The Syrian Civil War meets all of the standards for a foreign-policy nightmare, a pitch-perfect example of a quagmire that involves dozens of armed factions and foreign interlopers using human beings as pawns in their plots for power grabs and territory expansion. Alliances shift on a day-to-day basis as it is not uncommon for two factions to team up one day against a third opponent, and then fight each other the next. Syria is a nation slowly cannibalizing itself.
In these circumstances it may seem odd that foreign intelligence services align with one another on one matter, while simultaneously undermining each other in another area. The truth is that the realpolitik behind international politics makes these types of arrangements more common than you might think. America’s alliance with Turkey is a perfect example of a logical but dysfunctional relationship.

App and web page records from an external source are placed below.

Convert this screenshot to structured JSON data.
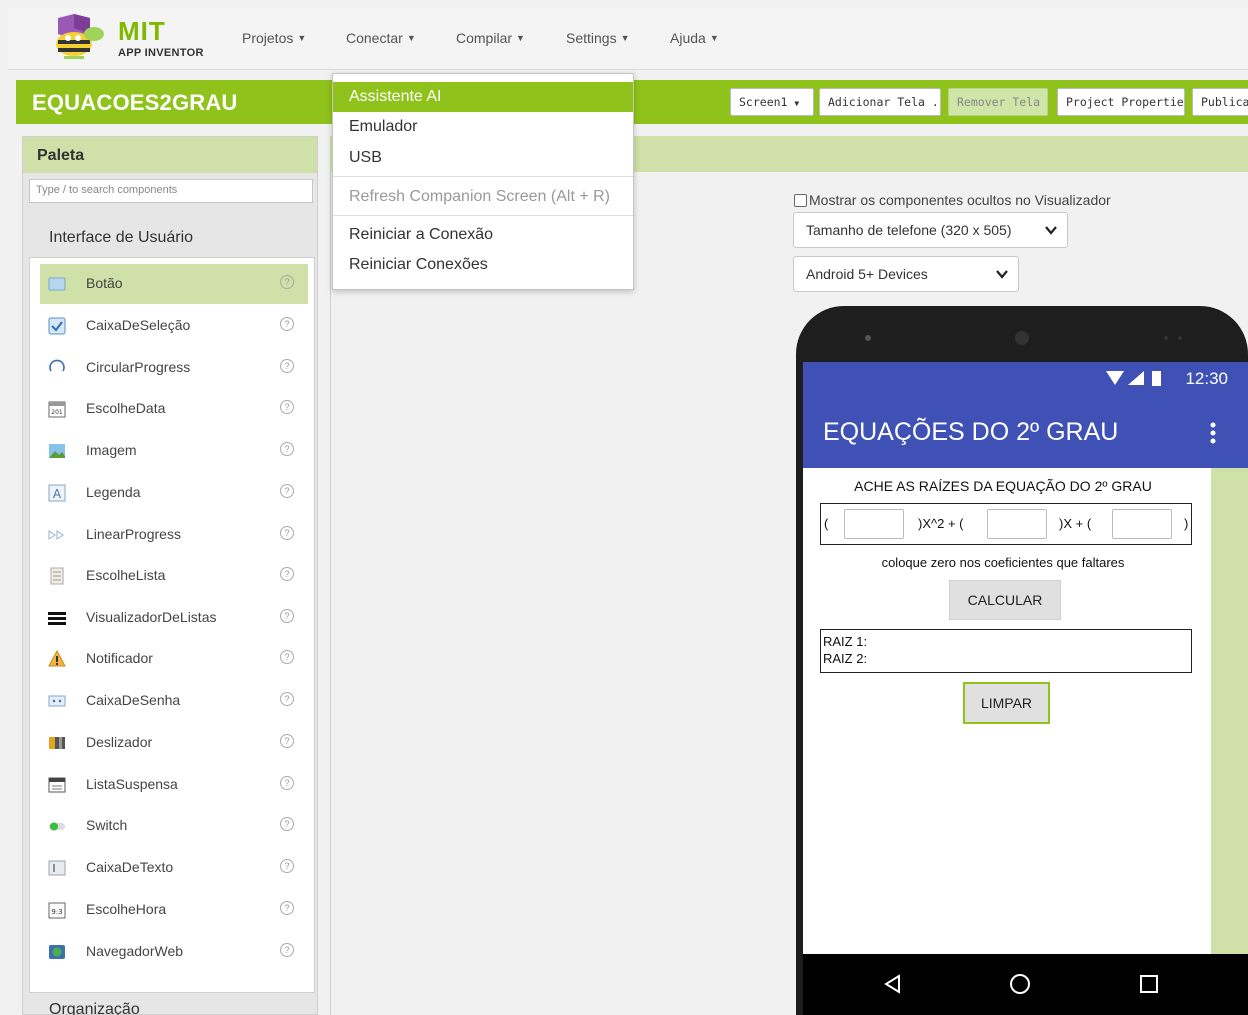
{
  "app": {
    "logo_main": "MIT",
    "logo_sub": "APP INVENTOR"
  },
  "nav": [
    {
      "label": "Projetos"
    },
    {
      "label": "Conectar"
    },
    {
      "label": "Compilar"
    },
    {
      "label": "Settings"
    },
    {
      "label": "Ajuda"
    }
  ],
  "project": {
    "title": "EQUACOES2GRAU",
    "screen_select": "Screen1",
    "add_screen": "Adicionar Tela ...",
    "remove_screen": "Remover Tela",
    "properties": "Project Properties",
    "publish": "Publicar"
  },
  "connect_menu": {
    "items": [
      {
        "label": "Assistente AI",
        "state": "highlighted"
      },
      {
        "label": "Emulador",
        "state": "normal"
      },
      {
        "label": "USB",
        "state": "normal"
      },
      {
        "label": "Refresh Companion Screen (Alt + R)",
        "state": "disabled"
      },
      {
        "label": "Reiniciar a Conexão",
        "state": "normal"
      },
      {
        "label": "Reiniciar Conexões",
        "state": "normal"
      }
    ]
  },
  "palette": {
    "title": "Paleta",
    "search_placeholder": "Type / to search components",
    "section_title": "Interface de Usuário",
    "next_section_title": "Organização",
    "components": [
      {
        "label": "Botão",
        "icon": "button-icon",
        "selected": true
      },
      {
        "label": "CaixaDeSeleção",
        "icon": "checkbox-icon"
      },
      {
        "label": "CircularProgress",
        "icon": "circular-progress-icon"
      },
      {
        "label": "EscolheData",
        "icon": "date-picker-icon"
      },
      {
        "label": "Imagem",
        "icon": "image-icon"
      },
      {
        "label": "Legenda",
        "icon": "label-icon"
      },
      {
        "label": "LinearProgress",
        "icon": "linear-progress-icon"
      },
      {
        "label": "EscolheLista",
        "icon": "list-picker-icon"
      },
      {
        "label": "VisualizadorDeListas",
        "icon": "list-view-icon"
      },
      {
        "label": "Notificador",
        "icon": "notifier-icon"
      },
      {
        "label": "CaixaDeSenha",
        "icon": "password-icon"
      },
      {
        "label": "Deslizador",
        "icon": "slider-icon"
      },
      {
        "label": "ListaSuspensa",
        "icon": "spinner-icon"
      },
      {
        "label": "Switch",
        "icon": "switch-icon"
      },
      {
        "label": "CaixaDeTexto",
        "icon": "textbox-icon"
      },
      {
        "label": "EscolheHora",
        "icon": "time-picker-icon"
      },
      {
        "label": "NavegadorWeb",
        "icon": "web-viewer-icon"
      }
    ],
    "help_glyph": "?"
  },
  "viewer": {
    "show_hidden_label": "Mostrar os componentes ocultos no Visualizador",
    "show_hidden_checked": false,
    "phone_size": "Tamanho de telefone (320 x 505)",
    "device_type": "Android 5+ Devices"
  },
  "phone": {
    "clock": "12:30",
    "app_title": "EQUAÇÕES DO 2º GRAU",
    "heading": "ACHE AS RAÍZES DA EQUAÇÃO DO 2º GRAU",
    "eq_open": "(",
    "eq_x2": ")X^2 + (",
    "eq_x": ")X + (",
    "eq_close": ")",
    "note": "coloque zero nos coeficientes que faltares",
    "calc_button": "CALCULAR",
    "root1": "RAIZ 1:",
    "root2": "RAIZ 2:",
    "clear_button": "LIMPAR"
  },
  "colors": {
    "brand_green": "#8fc21a",
    "light_green": "#cfe0a8",
    "phone_blue": "#3f51b5"
  }
}
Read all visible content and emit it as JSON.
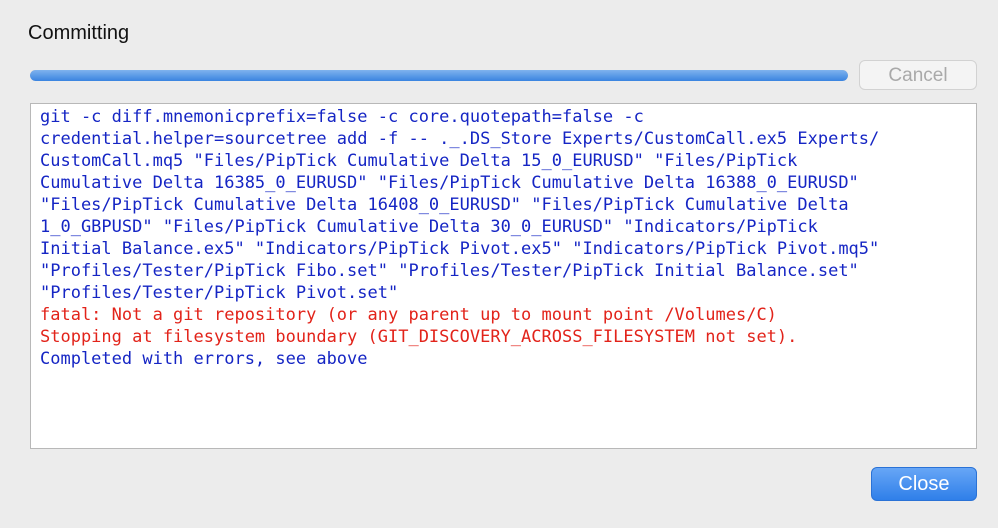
{
  "dialog": {
    "title": "Committing",
    "progress_percent": 100,
    "cancel_label": "Cancel",
    "close_label": "Close"
  },
  "log": {
    "lines": [
      {
        "text": "git -c diff.mnemonicprefix=false -c core.quotepath=false -c",
        "type": "info"
      },
      {
        "text": "credential.helper=sourcetree add -f -- ._.DS_Store Experts/CustomCall.ex5 Experts/",
        "type": "info"
      },
      {
        "text": "CustomCall.mq5 \"Files/PipTick Cumulative Delta 15_0_EURUSD\" \"Files/PipTick",
        "type": "info"
      },
      {
        "text": "Cumulative Delta 16385_0_EURUSD\" \"Files/PipTick Cumulative Delta 16388_0_EURUSD\"",
        "type": "info"
      },
      {
        "text": "\"Files/PipTick Cumulative Delta 16408_0_EURUSD\" \"Files/PipTick Cumulative Delta",
        "type": "info"
      },
      {
        "text": "1_0_GBPUSD\" \"Files/PipTick Cumulative Delta 30_0_EURUSD\" \"Indicators/PipTick",
        "type": "info"
      },
      {
        "text": "Initial Balance.ex5\" \"Indicators/PipTick Pivot.ex5\" \"Indicators/PipTick Pivot.mq5\"",
        "type": "info"
      },
      {
        "text": "\"Profiles/Tester/PipTick Fibo.set\" \"Profiles/Tester/PipTick Initial Balance.set\"",
        "type": "info"
      },
      {
        "text": "\"Profiles/Tester/PipTick Pivot.set\"",
        "type": "info"
      },
      {
        "text": "fatal: Not a git repository (or any parent up to mount point /Volumes/C)",
        "type": "error"
      },
      {
        "text": "Stopping at filesystem boundary (GIT_DISCOVERY_ACROSS_FILESYSTEM not set).",
        "type": "error"
      },
      {
        "text": "Completed with errors, see above",
        "type": "info"
      }
    ]
  },
  "colors": {
    "info_text": "#1525c4",
    "error_text": "#e2231a",
    "accent": "#2f7fe9"
  }
}
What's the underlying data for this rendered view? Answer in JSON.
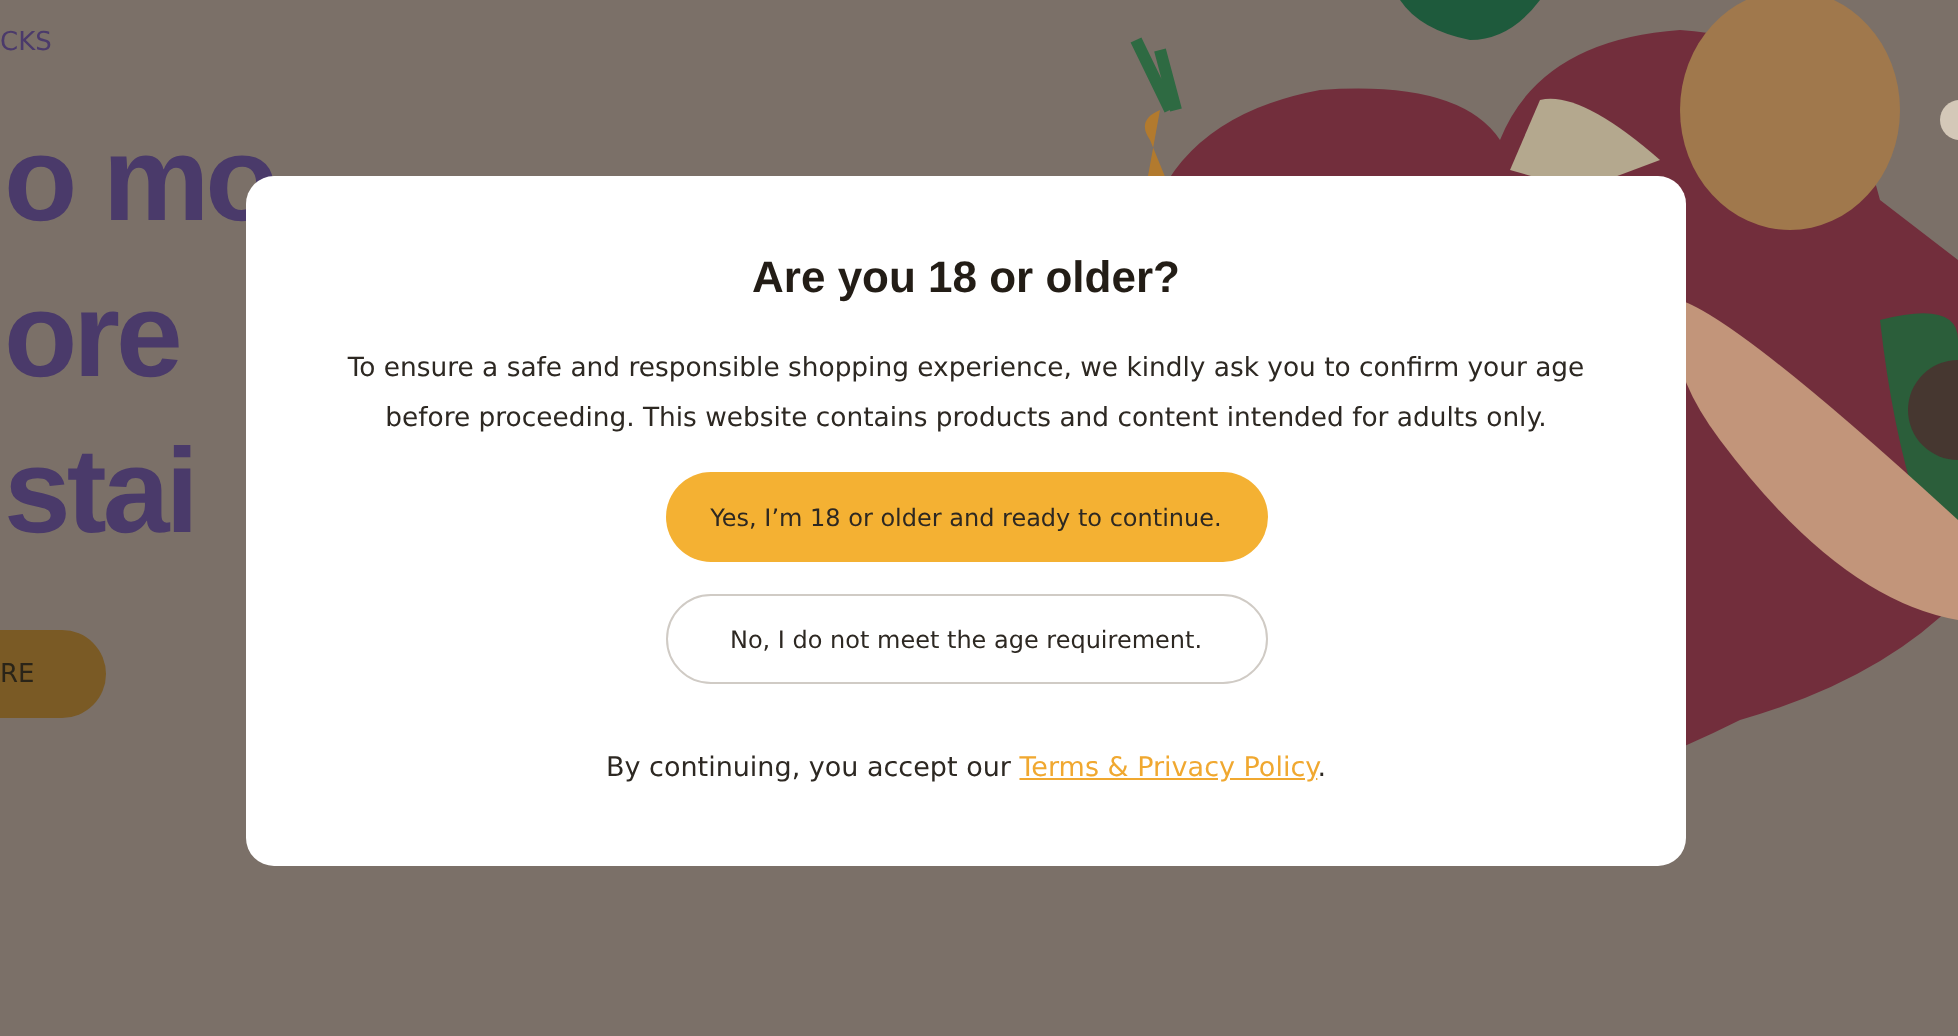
{
  "page": {
    "nav_link": "CKS",
    "headline_lines": [
      "o mo",
      "ore",
      "stai"
    ],
    "hero_button": "RE"
  },
  "dialog": {
    "title": "Are you 18 or older?",
    "message": "To ensure a safe and responsible shopping experience, we kindly ask you to confirm your age before proceeding. This website contains products and content intended for adults only.",
    "buttons": [
      {
        "kind": "primary",
        "label": "Yes, I’m 18 or older and ready to continue."
      },
      {
        "kind": "outline",
        "label": "No, I do not meet the age requirement."
      }
    ],
    "footer_text": "By continuing, you accept our ",
    "footer_link": "Terms & Privacy Policy",
    "footer_end": "."
  }
}
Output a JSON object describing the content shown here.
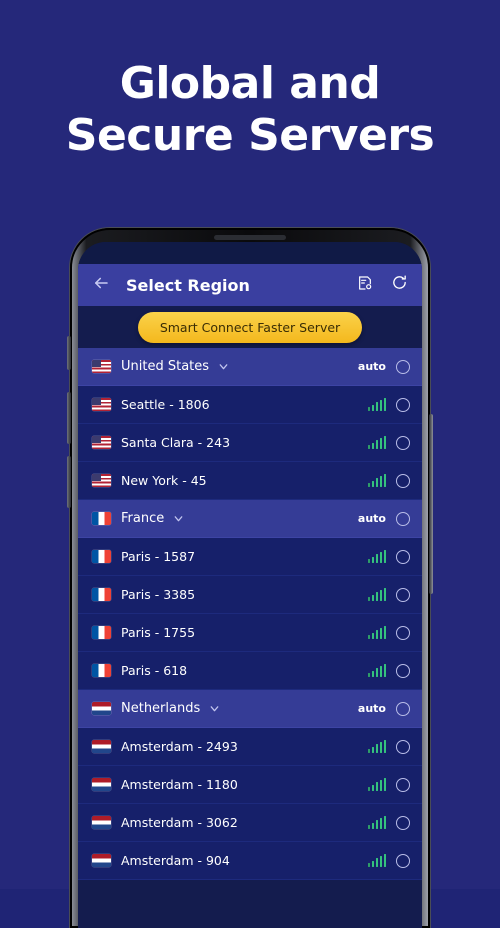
{
  "promo": {
    "headline_line1": "Global and",
    "headline_line2": "Secure Servers",
    "background_color": "#25287a",
    "text_color": "#ffffff"
  },
  "app": {
    "appbar": {
      "back_icon": "arrow-left-icon",
      "title": "Select Region",
      "actions": [
        {
          "icon": "server-settings-icon"
        },
        {
          "icon": "refresh-icon"
        }
      ],
      "background_color": "#3a3fa0"
    },
    "smart_connect": {
      "label": "Smart Connect Faster Server",
      "background_color": "#f4b81d",
      "text_color": "#3a2d05"
    },
    "list": {
      "auto_label": "auto",
      "chevron_icon": "chevron-down-icon",
      "signal_icon": "signal-bars-icon",
      "radio_icon": "radio-unselected-icon",
      "groups": [
        {
          "country": "United States",
          "flag": "us",
          "auto_label": "auto",
          "servers": [
            {
              "name": "Seattle - 1806",
              "flag": "us",
              "signal": 5
            },
            {
              "name": "Santa Clara - 243",
              "flag": "us",
              "signal": 5
            },
            {
              "name": "New York - 45",
              "flag": "us",
              "signal": 5
            }
          ]
        },
        {
          "country": "France",
          "flag": "fr",
          "auto_label": "auto",
          "servers": [
            {
              "name": "Paris - 1587",
              "flag": "fr",
              "signal": 5
            },
            {
              "name": "Paris - 3385",
              "flag": "fr",
              "signal": 5
            },
            {
              "name": "Paris - 1755",
              "flag": "fr",
              "signal": 5
            },
            {
              "name": "Paris - 618",
              "flag": "fr",
              "signal": 5
            }
          ]
        },
        {
          "country": "Netherlands",
          "flag": "nl",
          "auto_label": "auto",
          "servers": [
            {
              "name": "Amsterdam - 2493",
              "flag": "nl",
              "signal": 5
            },
            {
              "name": "Amsterdam - 1180",
              "flag": "nl",
              "signal": 5
            },
            {
              "name": "Amsterdam - 3062",
              "flag": "nl",
              "signal": 5
            },
            {
              "name": "Amsterdam - 904",
              "flag": "nl",
              "signal": 5
            }
          ]
        }
      ]
    }
  }
}
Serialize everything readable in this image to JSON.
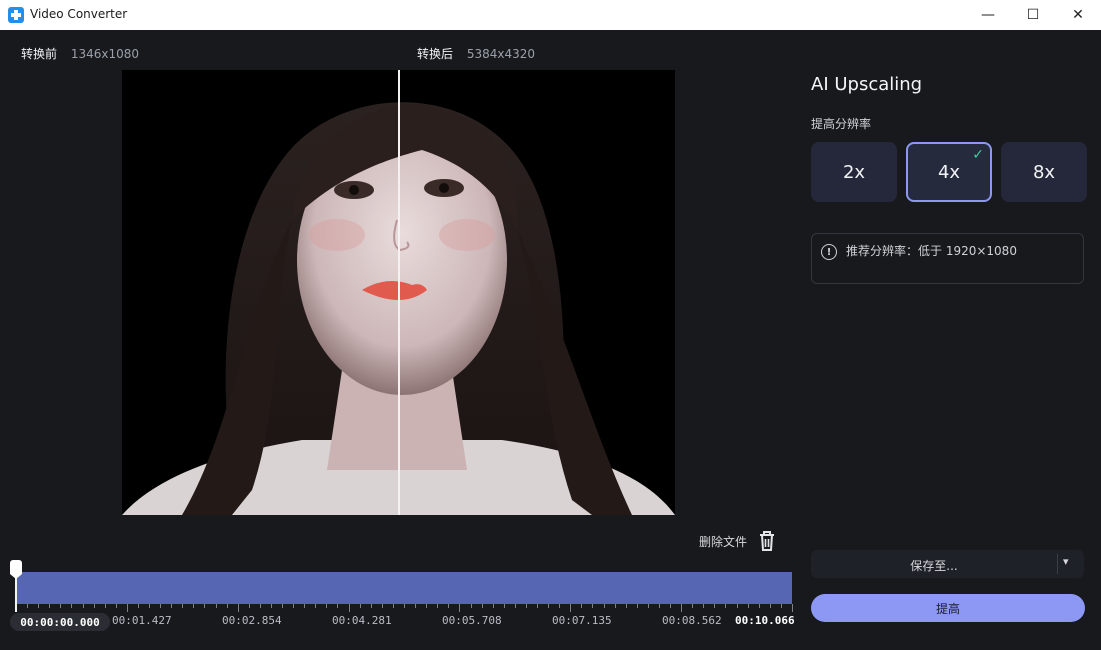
{
  "window": {
    "title": "Video Converter",
    "minimize_glyph": "—",
    "maximize_glyph": "☐",
    "close_glyph": "✕"
  },
  "compare": {
    "before_label": "转换前",
    "before_resolution": "1346x1080",
    "after_label": "转换后",
    "after_resolution": "5384x4320"
  },
  "delete_file_label": "删除文件",
  "timeline": {
    "current_time": "00:00:00.000",
    "tick_labels": [
      "00:01.427",
      "00:02.854",
      "00:04.281",
      "00:05.708",
      "00:07.135",
      "00:08.562"
    ],
    "end_time": "00:10.066",
    "track_color": "#5766b3"
  },
  "panel": {
    "title": "AI Upscaling",
    "scale_label": "提高分辨率",
    "scale_options": [
      {
        "label": "2x",
        "selected": false
      },
      {
        "label": "4x",
        "selected": true
      },
      {
        "label": "8x",
        "selected": false
      }
    ],
    "notice_text": "推荐分辨率：低于 1920×1080",
    "save_to_label": "保存至...",
    "upscale_button_label": "提高"
  },
  "colors": {
    "accent": "#8d97f4",
    "selected_border": "#8c98f2",
    "check": "#3ccf9e",
    "background": "#17191d"
  },
  "icons": {
    "app": "app-icon",
    "trash": "trash-icon",
    "info": "info-icon",
    "check": "check-icon",
    "chevron": "chevron-down-icon"
  }
}
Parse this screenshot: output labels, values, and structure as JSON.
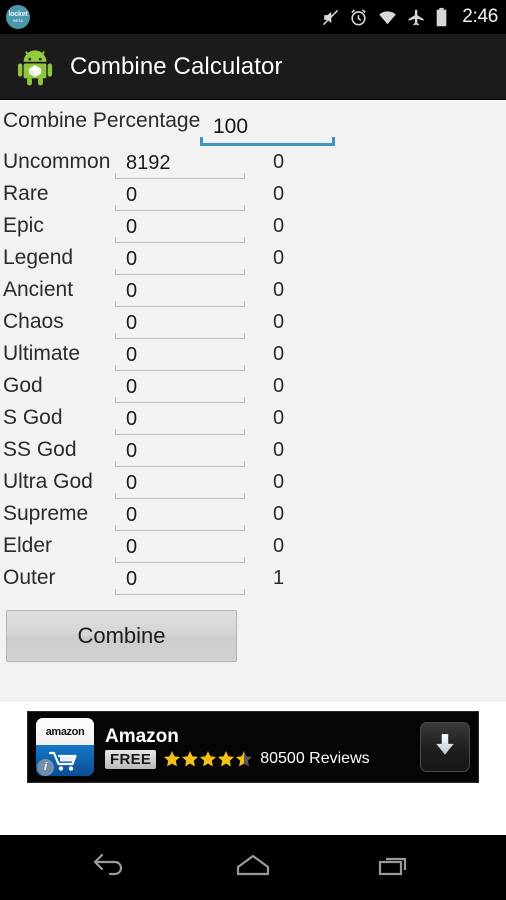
{
  "status_bar": {
    "notification_icon": "locket-icon",
    "notification_label": "locket",
    "notification_sub": "BETA",
    "icons": [
      "mute-icon",
      "alarm-icon",
      "wifi-icon",
      "airplane-mode-icon",
      "battery-icon"
    ],
    "time": "2:46"
  },
  "action_bar": {
    "app_icon": "android-robot-icon",
    "title": "Combine Calculator"
  },
  "main": {
    "percentage": {
      "label": "Combine Percentage",
      "value": "100",
      "focused": true,
      "accent_color": "#4093bd"
    },
    "columns": [
      "tier",
      "count",
      "result"
    ],
    "rows": [
      {
        "label": "Uncommon",
        "value": "8192",
        "result": "0"
      },
      {
        "label": "Rare",
        "value": "0",
        "result": "0"
      },
      {
        "label": "Epic",
        "value": "0",
        "result": "0"
      },
      {
        "label": "Legend",
        "value": "0",
        "result": "0"
      },
      {
        "label": "Ancient",
        "value": "0",
        "result": "0"
      },
      {
        "label": "Chaos",
        "value": "0",
        "result": "0"
      },
      {
        "label": "Ultimate",
        "value": "0",
        "result": "0"
      },
      {
        "label": "God",
        "value": "0",
        "result": "0"
      },
      {
        "label": "S God",
        "value": "0",
        "result": "0"
      },
      {
        "label": "SS God",
        "value": "0",
        "result": "0"
      },
      {
        "label": "Ultra God",
        "value": "0",
        "result": "0"
      },
      {
        "label": "Supreme",
        "value": "0",
        "result": "0"
      },
      {
        "label": "Elder",
        "value": "0",
        "result": "0"
      },
      {
        "label": "Outer",
        "value": "0",
        "result": "1"
      }
    ],
    "combine_button": "Combine"
  },
  "ad": {
    "icon": "amazon-app-icon",
    "icon_wordmark": "amazon",
    "info_badge": "i",
    "title": "Amazon",
    "price_badge": "FREE",
    "rating": 4.5,
    "reviews": "80500 Reviews",
    "download_icon": "download-arrow-icon",
    "star_color": "#f5c016"
  },
  "nav_bar": {
    "buttons": [
      {
        "name": "back-button",
        "icon": "back-arrow-icon"
      },
      {
        "name": "home-button",
        "icon": "home-icon"
      },
      {
        "name": "recents-button",
        "icon": "recent-apps-icon"
      }
    ]
  }
}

The United States needs Turkey as a staging ground to fight ISIS. The airbase in Incirlik has provided a hub from which America has launched fighter aircraft to fly sorties over ISIS-held territory. It has also served as a logistical resupply point for JSOC and Special Forces elements inside Kurdish Syria, a region known as Rojava, not to mention as a foothold in Turkey from which U.S. Special Forces soldiers, disguised in Turkish military uniforms, have been training the so-called New Syrian Army, a program funded by the CIA. So basically, US Special Forces soldiers get to man a failed CIA program watching the Turkish military train terrorists. Suffice to say, there is extreme frustration amongst the soldiers involved in this program.
Outwardly, Turkey is allied with the United States in the fight against ISIS. In reality, Turkey sees the Kurdish forces in northern Syria as a bigger threat than the Islamists. Turkey has long struggled with Kurdish separatism along their southern border, a struggle Erdogan has perpetuated in order to distract domestic politics away from his own tribulations. More specifically, the election of the Kurdish HDP party member to parliament spoiled Erdogan’s chances at altering the Turkish constitution and installing himself as president for life.